Truly sustainable agriculture demands radical measures. In his PhD thesis, Meino Smit sketches a picture of such agriculture in which human beings are central, rather than machines. His account can be read as the specifics of the general vision of circular agriculture recently presented by minister of Agriculture, Nature and Food Quality Carola Schouten.
Eastern European workers harvest pumpkins. In Meino Smit’s vision of the future, there will be five times as many people working on the land in 2040 as now. © Hollandse Hoogte/Koen Verheijden
Agriculture has never been as unsustainable as it is now. Smit demonstrates this in his thesis, The sustainability of Dutch agriculture, for which he received his PhD last week from emeritus professor of Rural Sociology Jan Douwe van der Ploeg. Smit shows how the ecological footprint of agriculture developed between 1950 and 2015, zooming in on the direct and indirect consumption of energy, land and labour.
The results of this calculation exercise are telling. Direct land use for farming itself has gone down by one fifth since 1950, to 1.8 million hectares. On the other hand, the indirect use of land elsewhere in the Netherlands or the world has gone up by nearly three million hectares. So we use much more land to make agriculture possible than is used by farming itself.
Much more energy

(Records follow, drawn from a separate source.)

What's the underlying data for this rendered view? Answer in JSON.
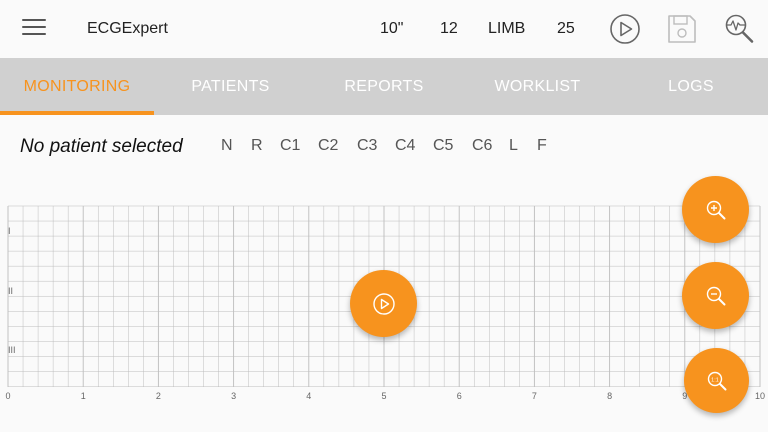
{
  "app": {
    "title": "ECGExpert"
  },
  "toolbar": {
    "speed": "10\"",
    "leads_count": "12",
    "mode": "LIMB",
    "gain": "25"
  },
  "tabs": [
    {
      "label": "MONITORING",
      "active": true
    },
    {
      "label": "PATIENTS",
      "active": false
    },
    {
      "label": "REPORTS",
      "active": false
    },
    {
      "label": "WORKLIST",
      "active": false
    },
    {
      "label": "LOGS",
      "active": false
    }
  ],
  "patient": {
    "status": "No patient selected"
  },
  "electrodes": [
    "N",
    "R",
    "C1",
    "C2",
    "C3",
    "C4",
    "C5",
    "C6",
    "L",
    "F"
  ],
  "ecg_grid": {
    "lead_labels": [
      "I",
      "II",
      "III"
    ],
    "time_ticks": [
      "0",
      "1",
      "2",
      "3",
      "4",
      "5",
      "6",
      "7",
      "8",
      "9",
      "10"
    ]
  },
  "colors": {
    "accent": "#f7931e",
    "tab_bar": "#d0d0d0",
    "grid_line": "#bdbdbd"
  },
  "icons": {
    "menu": "hamburger-icon",
    "play": "play-circle-icon",
    "save": "floppy-disk-icon",
    "analyze": "ecg-search-icon",
    "zoom_in": "zoom-in-icon",
    "zoom_out": "zoom-out-icon",
    "zoom_reset": "zoom-reset-icon"
  }
}
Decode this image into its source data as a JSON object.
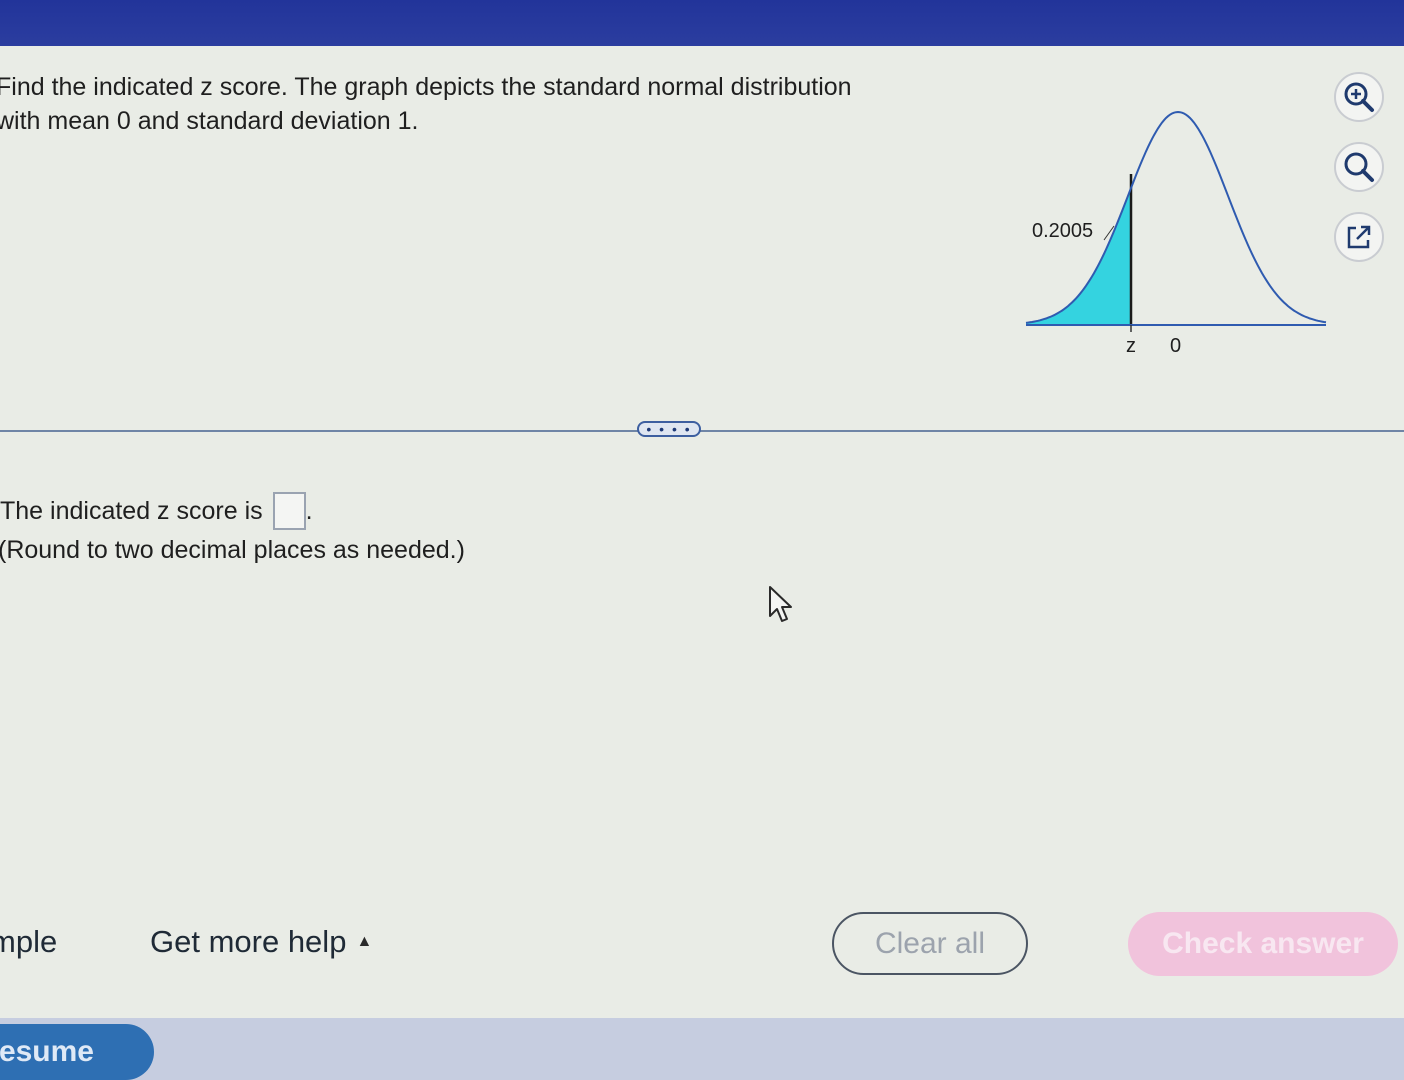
{
  "question": {
    "line1": "Find the indicated z score. The graph depicts the standard normal distribution",
    "line2": "with mean 0 and standard deviation 1."
  },
  "graph": {
    "area_label": "0.2005",
    "z_label": "z",
    "zero_label": "0",
    "shaded_area": 0.2005,
    "fill_color": "#34d3e0",
    "curve_color": "#2f5bb0"
  },
  "tools": {
    "zoom_in": "zoom-in-icon",
    "zoom_out": "zoom-out-icon",
    "popout": "external-link-icon"
  },
  "expand_handle": {
    "label": "• • • •"
  },
  "answer": {
    "prefix": "The indicated z score is",
    "suffix": ".",
    "value": "",
    "hint": "(Round to two decimal places as needed.)"
  },
  "bottom": {
    "example": "mple",
    "help": "Get more help",
    "help_caret": "▲",
    "clear": "Clear all",
    "check": "Check answer"
  },
  "footer": {
    "resume": "esume"
  }
}
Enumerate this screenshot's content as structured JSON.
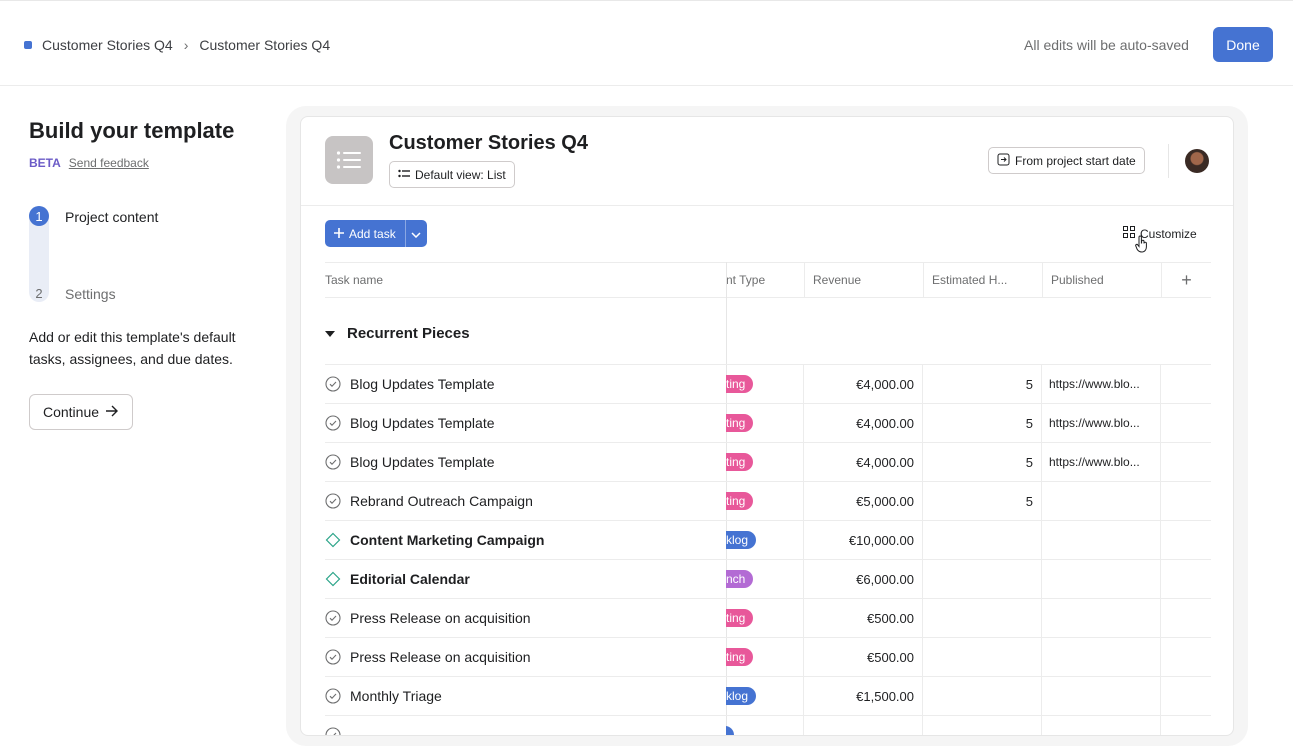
{
  "breadcrumb": {
    "parent": "Customer Stories Q4",
    "current": "Customer Stories Q4"
  },
  "topbar": {
    "autosave_text": "All edits will be auto-saved",
    "done_label": "Done"
  },
  "left": {
    "title": "Build your template",
    "beta": "BETA",
    "feedback": "Send feedback",
    "steps": [
      {
        "num": "1",
        "label": "Project content"
      },
      {
        "num": "2",
        "label": "Settings"
      }
    ],
    "description": "Add or edit this template's default tasks, assignees, and due dates.",
    "continue_label": "Continue"
  },
  "project": {
    "title": "Customer Stories Q4",
    "view_label": "Default view: List",
    "start_label": "From project start date",
    "add_task_label": "Add task",
    "customize_label": "Customize"
  },
  "columns": {
    "task": "Task name",
    "type": "nt Type",
    "revenue": "Revenue",
    "hours": "Estimated H...",
    "published": "Published",
    "add": "+"
  },
  "section": {
    "title": "Recurrent Pieces"
  },
  "rows": [
    {
      "name": "Blog Updates Template",
      "kind": "task",
      "type": "ting",
      "type_color": "#e8589a",
      "revenue": "€4,000.00",
      "hours": "5",
      "published": "https://www.blo..."
    },
    {
      "name": "Blog Updates Template",
      "kind": "task",
      "type": "ting",
      "type_color": "#e8589a",
      "revenue": "€4,000.00",
      "hours": "5",
      "published": "https://www.blo..."
    },
    {
      "name": "Blog Updates Template",
      "kind": "task",
      "type": "ting",
      "type_color": "#e8589a",
      "revenue": "€4,000.00",
      "hours": "5",
      "published": "https://www.blo..."
    },
    {
      "name": "Rebrand Outreach Campaign",
      "kind": "task",
      "type": "ting",
      "type_color": "#e8589a",
      "revenue": "€5,000.00",
      "hours": "5",
      "published": ""
    },
    {
      "name": "Content Marketing Campaign",
      "kind": "milestone",
      "type": "klog",
      "type_color": "#4573d2",
      "revenue": "€10,000.00",
      "hours": "",
      "published": ""
    },
    {
      "name": "Editorial Calendar",
      "kind": "milestone",
      "type": "nch",
      "type_color": "#b36bd4",
      "revenue": "€6,000.00",
      "hours": "",
      "published": ""
    },
    {
      "name": "Press Release on acquisition",
      "kind": "task",
      "type": "ting",
      "type_color": "#e8589a",
      "revenue": "€500.00",
      "hours": "",
      "published": ""
    },
    {
      "name": "Press Release on acquisition",
      "kind": "task",
      "type": "ting",
      "type_color": "#e8589a",
      "revenue": "€500.00",
      "hours": "",
      "published": ""
    },
    {
      "name": "Monthly Triage",
      "kind": "task",
      "type": "klog",
      "type_color": "#4573d2",
      "revenue": "€1,500.00",
      "hours": "",
      "published": ""
    },
    {
      "name": "",
      "kind": "task",
      "type": "",
      "type_color": "#4573d2",
      "revenue": "",
      "hours": "",
      "published": ""
    }
  ]
}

The same picture emerges for the consumption of energy and labour. Due to mechanization and upscaling, the number of people working on the land is now only one fifth of what it was in 1950. Indirect labour, however, has more than doubled, to more than the direct labour. Yields from the land are somewhat bigger (in both kilos of products and calorific value) but that requires six times as much energy as in the past.
Smit’s thesis also outlines a vision for agriculture in 2040 which meets the climate goals in the Paris agreement. The scenario he describes sounds revolutionary. There is no place in it for large-scale import and export. Agriculture produces solely for the local population. And that population must halve its meat consumption. Intensive livestock farming disappears, resources are reused as much as possible, and five times as many people work on the land, with manual labour predominant.
How realistic is this?
‘Let me turn it around: how realistic is it to do nothing? If you do nothing, you let the whole thing crash. I am trying to prevent a crash and fulfil Paris. That is realistic, while what some people are doing is unrealistic, because it is just business as usual.’
Sustainable agriculture in 2040 will be rather like the agriculture of 1950, you say in your thesis. Is that the goal?
‘No, I don’t want to go back to the 1950s at all. But the agriculture of that time contained very valuable elements, which we can learn from. There were a lot more mixed farms then, with livestock and plant production combined. The fields were smaller and the landscape had more natural features. The agriculture system was much more stable in terms of cultivation techniques, biodiversity was greater and the pressure of disease was smaller.’
How can you get five times more people working on the land? Agriculture in the Netherlands is already heavily dependent on Eastern Europeans because no one else wants to do that work.
‘Working on the land isn’t that bad. There are lots of people who would like to be farmers. And the work itself is changing too. In my scenario, big companies are not necessary for sustainable agriculture. It’s a very different way of working on a small farm. New technology will have to be developed that is geared to making it as pleasant as possible to work on the land.’
How does your sketch of agriculture in 2040 relate to Minister Schouten’s new agriculture vision?
‘The minister writes in general terms that we shall have to move towards sustainable circular agriculture but she avoids hard choices. To me, that is unrealistic. I see my scenario as a filling out of Schouten’s vision. I show what it means if you do make choices.’